3D graphics add a new dimension to mobile games

By Nathan Eddy Put simply, three-dimensional games are critical to the future of the mobile game industry. Production and development studios are focusing their attention to 3D graphics that add richness and depth to the most standard mobile offerings. At the other end of the spectrum, groundbreaking technologies allow ambitious developers the ability to create a game experience on a level fast approaching portable console levels. Richer content often means higher development costs, and with some mobile games costing upwards of $500,000, maximizing investment through innovation and quality game production is a top concern for large and small developers alike. When it comes to consumers, 3D holds the unmistakable power to impress; a characteristic not lost on companies in the business. “You can’t deny if you look at a 3D game vs. a 2D game it looks more appealing,” says Don Wisniewski, senior vice president of publishing for Superscape. He estimates that Superscape’s portfolio is now 90 percent 3D games. “You could show two games to a novice and eight times out of 10 they’ll go with the 3D game,” he says. Using 3D wisely But all the crisp graphics and richly detailed worlds fall short if game play does not match up, Wisniewski says. “One of the problems I see with 3D is a lot of times it’s used just to show off the 3D capability of a product and doesn’t enhance the game.” Travis Boatman, EA Mobile’s vice president of worldwide studios, agrees. He argues that a disciplined focus on enhancing the user experience through 3D graphics is a crucial part of 3D mobile games. “It’s really knowing what you want to draw in 3D—picking your battles,” he says. “Really optimizing what you want to draw in 3D and then optimizing the game around it is important.” Optimizing file size, on the other hand, is becoming less of an issue as mobile phones increase storage capacity. “The challenge at the beginning was handset performance,” says Gonzague de Vallois, Gameloft's vice president of publishing. “3D graphics require a certain file size, but all the handsets today are powerful enough to handle it.” Boatman credits carriers such as Verizon and its VCAST brand for providing a consumer-identifiable benchmark of quality handsets. “Verizon’s idea of creating a benchmark for the premium quality gaming experience with VCAST was a great way of marketing those experiences,” he says. Special skills Making a 3D game is also more work than making a 2D game, and requires a development team with a particular set of skills. In the past, finding developers for mobile games hasn’t always been easy for companies, but that is changing. “Because its awareness is so high, and people are playing games so much more, we’re finding a lot of people who want to create these games,” Wisniewski says. “But making 3D mobile games requires a whole different skill set-- you can’t just take a [Nintendo] DS guy and put him into a 3D mobile game.” Indeed, de Vallois says finding the right people was Gameloft’s biggest challenge when developing 3D mobile games. “When we started to develop in 3D a few years ago we had to build all new teams,” he says. BREW is one of the tools that make mobile game development easier, de Vallois says.

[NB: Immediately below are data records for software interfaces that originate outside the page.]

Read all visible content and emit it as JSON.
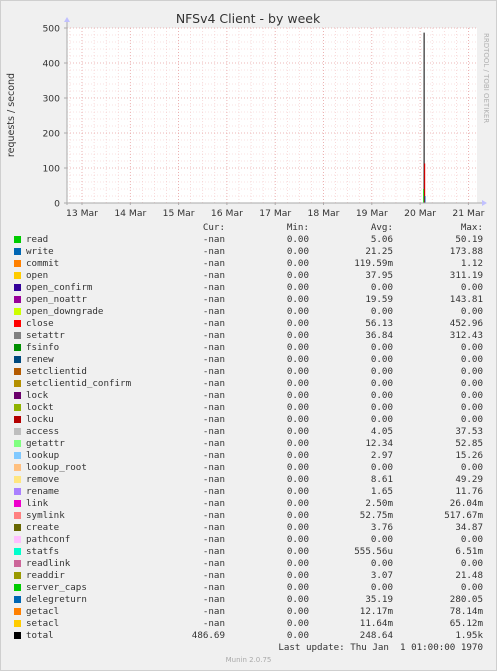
{
  "chart_data": {
    "type": "line",
    "title": "NFSv4 Client - by week",
    "ylabel": "requests / second",
    "watermark": "RRDTOOL / TOBI OETIKER",
    "ylim": [
      0,
      500
    ],
    "yticks": [
      "0",
      "100",
      "200",
      "300",
      "400",
      "500"
    ],
    "xticks": [
      "13 Mar",
      "14 Mar",
      "15 Mar",
      "16 Mar",
      "17 Mar",
      "18 Mar",
      "19 Mar",
      "20 Mar",
      "21 Mar"
    ],
    "spike": {
      "x": "20 Mar",
      "total_peak": 486.69,
      "close_peak": 113
    },
    "grid": true,
    "colors": {
      "background": "#f0f0f0",
      "plot_background": "#ffffff",
      "major_grid": "#e6a0a0",
      "minor_grid": "#f2c4c4",
      "axis": "#aaaaaa"
    }
  },
  "legend": {
    "headers": {
      "cur": "Cur:",
      "min": "Min:",
      "avg": "Avg:",
      "max": "Max:"
    },
    "rows": [
      {
        "name": "read",
        "color": "#00cc00",
        "cur": "-nan",
        "min": "0.00",
        "avg": "5.06",
        "max": "50.19"
      },
      {
        "name": "write",
        "color": "#0066b3",
        "cur": "-nan",
        "min": "0.00",
        "avg": "21.25",
        "max": "173.88"
      },
      {
        "name": "commit",
        "color": "#ff8000",
        "cur": "-nan",
        "min": "0.00",
        "avg": "119.59m",
        "max": "1.12"
      },
      {
        "name": "open",
        "color": "#ffcc00",
        "cur": "-nan",
        "min": "0.00",
        "avg": "37.95",
        "max": "311.19"
      },
      {
        "name": "open_confirm",
        "color": "#330099",
        "cur": "-nan",
        "min": "0.00",
        "avg": "0.00",
        "max": "0.00"
      },
      {
        "name": "open_noattr",
        "color": "#990099",
        "cur": "-nan",
        "min": "0.00",
        "avg": "19.59",
        "max": "143.81"
      },
      {
        "name": "open_downgrade",
        "color": "#ccff00",
        "cur": "-nan",
        "min": "0.00",
        "avg": "0.00",
        "max": "0.00"
      },
      {
        "name": "close",
        "color": "#ff0000",
        "cur": "-nan",
        "min": "0.00",
        "avg": "56.13",
        "max": "452.96"
      },
      {
        "name": "setattr",
        "color": "#808080",
        "cur": "-nan",
        "min": "0.00",
        "avg": "36.84",
        "max": "312.43"
      },
      {
        "name": "fsinfo",
        "color": "#008f00",
        "cur": "-nan",
        "min": "0.00",
        "avg": "0.00",
        "max": "0.00"
      },
      {
        "name": "renew",
        "color": "#00487d",
        "cur": "-nan",
        "min": "0.00",
        "avg": "0.00",
        "max": "0.00"
      },
      {
        "name": "setclientid",
        "color": "#b35a00",
        "cur": "-nan",
        "min": "0.00",
        "avg": "0.00",
        "max": "0.00"
      },
      {
        "name": "setclientid_confirm",
        "color": "#b38f00",
        "cur": "-nan",
        "min": "0.00",
        "avg": "0.00",
        "max": "0.00"
      },
      {
        "name": "lock",
        "color": "#6b006b",
        "cur": "-nan",
        "min": "0.00",
        "avg": "0.00",
        "max": "0.00"
      },
      {
        "name": "lockt",
        "color": "#8fb300",
        "cur": "-nan",
        "min": "0.00",
        "avg": "0.00",
        "max": "0.00"
      },
      {
        "name": "locku",
        "color": "#b30000",
        "cur": "-nan",
        "min": "0.00",
        "avg": "0.00",
        "max": "0.00"
      },
      {
        "name": "access",
        "color": "#bebebe",
        "cur": "-nan",
        "min": "0.00",
        "avg": "4.05",
        "max": "37.53"
      },
      {
        "name": "getattr",
        "color": "#80ff80",
        "cur": "-nan",
        "min": "0.00",
        "avg": "12.34",
        "max": "52.85"
      },
      {
        "name": "lookup",
        "color": "#80c9ff",
        "cur": "-nan",
        "min": "0.00",
        "avg": "2.97",
        "max": "15.26"
      },
      {
        "name": "lookup_root",
        "color": "#ffc080",
        "cur": "-nan",
        "min": "0.00",
        "avg": "0.00",
        "max": "0.00"
      },
      {
        "name": "remove",
        "color": "#ffe680",
        "cur": "-nan",
        "min": "0.00",
        "avg": "8.61",
        "max": "49.29"
      },
      {
        "name": "rename",
        "color": "#aa80ff",
        "cur": "-nan",
        "min": "0.00",
        "avg": "1.65",
        "max": "11.76"
      },
      {
        "name": "link",
        "color": "#ee00cc",
        "cur": "-nan",
        "min": "0.00",
        "avg": "2.50m",
        "max": "26.04m"
      },
      {
        "name": "symlink",
        "color": "#ff8080",
        "cur": "-nan",
        "min": "0.00",
        "avg": "52.75m",
        "max": "517.67m"
      },
      {
        "name": "create",
        "color": "#666600",
        "cur": "-nan",
        "min": "0.00",
        "avg": "3.76",
        "max": "34.87"
      },
      {
        "name": "pathconf",
        "color": "#ffbfff",
        "cur": "-nan",
        "min": "0.00",
        "avg": "0.00",
        "max": "0.00"
      },
      {
        "name": "statfs",
        "color": "#00ffcc",
        "cur": "-nan",
        "min": "0.00",
        "avg": "555.56u",
        "max": "6.51m"
      },
      {
        "name": "readlink",
        "color": "#cc6699",
        "cur": "-nan",
        "min": "0.00",
        "avg": "0.00",
        "max": "0.00"
      },
      {
        "name": "readdir",
        "color": "#999900",
        "cur": "-nan",
        "min": "0.00",
        "avg": "3.07",
        "max": "21.48"
      },
      {
        "name": "server_caps",
        "color": "#00cc00",
        "cur": "-nan",
        "min": "0.00",
        "avg": "0.00",
        "max": "0.00"
      },
      {
        "name": "delegreturn",
        "color": "#0066b3",
        "cur": "-nan",
        "min": "0.00",
        "avg": "35.19",
        "max": "280.05"
      },
      {
        "name": "getacl",
        "color": "#ff8000",
        "cur": "-nan",
        "min": "0.00",
        "avg": "12.17m",
        "max": "78.14m"
      },
      {
        "name": "setacl",
        "color": "#ffcc00",
        "cur": "-nan",
        "min": "0.00",
        "avg": "11.64m",
        "max": "65.12m"
      },
      {
        "name": "total",
        "color": "#000000",
        "cur": "486.69",
        "min": "0.00",
        "avg": "248.64",
        "max": "1.95k"
      }
    ]
  },
  "footer": {
    "last_update": "Last update: Thu Jan  1 01:00:00 1970",
    "version": "Munin 2.0.75"
  }
}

He labels BREW’s native coding capability as one of the “biggest advantages” in simplifying development. “It gives you better performance which is one of the key elements for 3D games,” he says. “We’ve been supporting 3D gaming on BREW from the beginning.” Wisniewski says some of BREW’s competitors fail to meet the quality standards Qualcomm has set and have “nowhere near” the level of testing or carrier reach. “BREW, with its backbone system, allows us to go to all these different carriers,” he says. “It’s all one shot, and it helps us maximize our return on investment. The BREW development network is one of the most polished set of tools we use to develop the product.” Costly choice No matter how streamlined the platform is, however, there is no denying that developing in 3D is costlier than making 2D games—and costs will continue to rise. “I think they’re going up, because we’re adding more levels, more environments, more characters, more of everything,” says Wisniewski. “When you’re adding that at the level required for a 3D artist your costs are going to go up.” Today, most 3D mobile games cost from $300,000 to $500,000, Wisniewski says, which can be a barrier to smaller developers. “At the same time, 3D gives you a leg up because it’s just so much more entertaining than 2D,” he says. “For the small guys who have innovative ideas, 3D can be a way to advance your product—and if you don’t take advantage of that, someone else will.” Both de Vallois and Boatman found the extra investment boosted returns. “Satisfaction from the 3D games is higher, which is reflected in the higher purchase rates from the handsets,” says de Vallois. “It shows a segment of the population is highly expecting of these games and highly satisfied with them.” Boatman says 3D games are “significantly more expensive” to develop than 2D games are, but like de Vallois notes “healthy returns” from market titles. As for the day when the million-dollar mobile game is commonplace? Boatman believes that while some million-dollar mobile games exist today, soon they will be more prevalent. The business case for BREW®-based 3D games will be discussed at the “Making Money With BREW 3D Games – A Publisher’s Perspective” panel on Thursday at 2:45 p.m.